Enter Blakrok. Produced by Jay-Z’s Roc-A-Fella Records Co-Founder Damon Dash, Blakroc’s eponymous debut is an immaculate fusion of tight lyricism, soulful blues and originality. Whilst the combination of Ohio based Blues duo The Black Keys with a plethora of Hip-Hop’s biggest stars may scream ‘gimmick’ at the top of it’s lungs, Blakroc quickly dismisses with this notion and establishes itself as one of the most exciting things to happen in Hip-Hop in recent years.

The Black Keys’ trademark stripped down, fuzzy blues and stomping drums instill every track with an aggressive, soulful feel that immediately distinguishes Blakroc from the slew of commerical chart hip-hop rife in mainstream music. As indeed does the sheer quality of the contributions provided by the variety of Hip-Hop luminaries. Mos Def shines through with soulful verse and subtle delivery in his track On The Vista and also whilst backing Jim Jones’ smooth, steady lyricism on Ain’t Nothing Like You – a deep, strutting, titan of a song, powered forward by Black Keys drummer Patrick Carney’s thumping rhythms and Dan Auerbach’s drawling, mournful backing vocals.

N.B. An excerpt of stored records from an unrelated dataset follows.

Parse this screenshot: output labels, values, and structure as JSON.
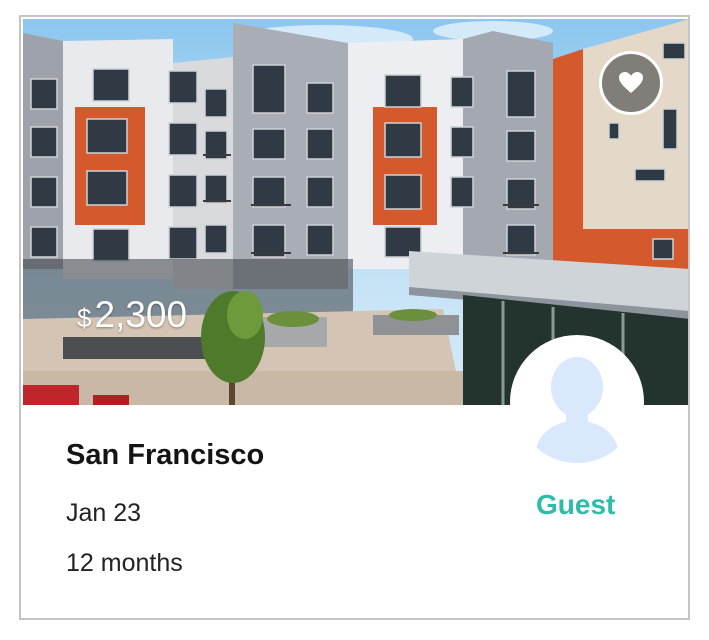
{
  "listing": {
    "price_currency": "$",
    "price_amount": "2,300",
    "city": "San Francisco",
    "date": "Jan 23",
    "duration": "12 months",
    "role": "Guest"
  },
  "icons": {
    "favorite": "heart-icon",
    "avatar": "person-silhouette-icon"
  },
  "colors": {
    "role_accent": "#2bbcaa",
    "facade_orange": "#d45a2e",
    "avatar_tint": "#d9e8fb"
  }
}
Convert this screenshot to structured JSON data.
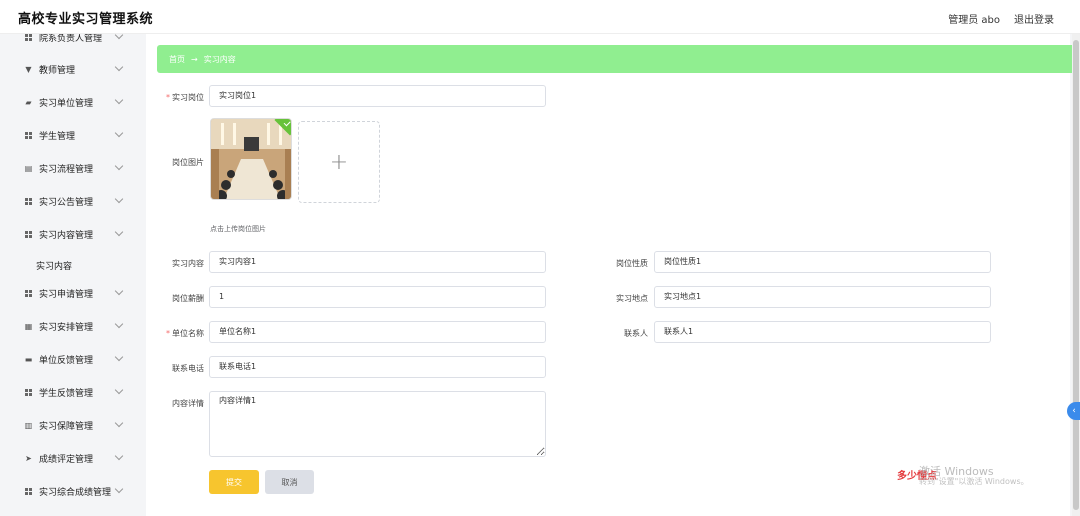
{
  "header": {
    "title": "高校专业实习管理系统",
    "user": "管理员 abo",
    "logout": "退出登录"
  },
  "sidebar": {
    "items": [
      {
        "label": "院系负责人管理",
        "icon": "grid-icon"
      },
      {
        "label": "教师管理",
        "icon": "teacher-icon"
      },
      {
        "label": "实习单位管理",
        "icon": "company-icon"
      },
      {
        "label": "学生管理",
        "icon": "grid-icon"
      },
      {
        "label": "实习流程管理",
        "icon": "process-icon"
      },
      {
        "label": "实习公告管理",
        "icon": "grid-icon"
      },
      {
        "label": "实习内容管理",
        "icon": "grid-icon"
      },
      {
        "label": "实习申请管理",
        "icon": "grid-icon"
      },
      {
        "label": "实习安排管理",
        "icon": "arrange-icon"
      },
      {
        "label": "单位反馈管理",
        "icon": "feedback-icon"
      },
      {
        "label": "学生反馈管理",
        "icon": "grid-icon"
      },
      {
        "label": "实习保障管理",
        "icon": "table-icon"
      },
      {
        "label": "成绩评定管理",
        "icon": "send-icon"
      },
      {
        "label": "实习综合成绩管理",
        "icon": "grid-icon"
      }
    ],
    "sub_item": "实习内容"
  },
  "breadcrumb": {
    "home": "首页",
    "arrow": "→",
    "current": "实习内容"
  },
  "form": {
    "position": {
      "label": "实习岗位",
      "value": "实习岗位1"
    },
    "image": {
      "label": "岗位图片",
      "hint": "点击上传岗位图片",
      "plus": "+"
    },
    "content": {
      "label": "实习内容",
      "value": "实习内容1"
    },
    "nature": {
      "label": "岗位性质",
      "value": "岗位性质1"
    },
    "salary": {
      "label": "岗位薪酬",
      "value": "1"
    },
    "location": {
      "label": "实习地点",
      "value": "实习地点1"
    },
    "company": {
      "label": "单位名称",
      "value": "单位名称1"
    },
    "contact": {
      "label": "联系人",
      "value": "联系人1"
    },
    "phone": {
      "label": "联系电话",
      "value": "联系电话1"
    },
    "detail": {
      "label": "内容详情",
      "value": "内容详情1"
    },
    "required_mark": "*",
    "submit": "提交",
    "cancel": "取消"
  },
  "watermark": {
    "brand": "多少懂点",
    "line1": "激活 Windows",
    "line2": "转到\"设置\"以激活 Windows。"
  },
  "colors": {
    "breadcrumb_bg": "#90ee90",
    "submit_bg": "#f7c52e",
    "required": "#f56c6c"
  }
}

Nicole Wray’s strong, sorrowful vocals wind through the arrogant strut of Hope You’re Happy (with MOP’s Billy Danze at his posturing, aggressive best) and turn the track Why Can’t I Forget Him into 4 minutes of paranoid urban blues. Even NOE’s Jay-Z-a-like vocal delivery is allowed to shine on Hard Times, where wailing falsetto vocals and distorted, powerful bass push his contribution onwards into an amalgamation of Depression-era blues and Hendrix-esque groove.

With many other impressive appearances from RZA, Q-Tip, Raekwon and Pharoah Monche, vocals from the Hip-Hop elite here are nearly all on top form. The only real weak vocal offering comes from Ludacris on opening track Coochie, where performing alongside vocals from the deceased Ol’ Dirty Bastard he sounds misplaced – over-modern and hackneyed in an album full of tracks steeped in fresh-but-vintage tones.

A genuine shot of adrenaline to the heart of mainstream Hip-Hop’s bloated, stagnant mass, Blakroc’s debut album is an unmissable album of top quality collaborations, and whilst this particular effort nearly justifies the concept of rap-rock, it is unlikely that it would be even half as successful if another band substituted their sound for the gritty vocals and thumping, distorted blues of The Black Keys.

Blakroc’s Self-Titled Debut Album is released Friday November 27th. Pre-order it Here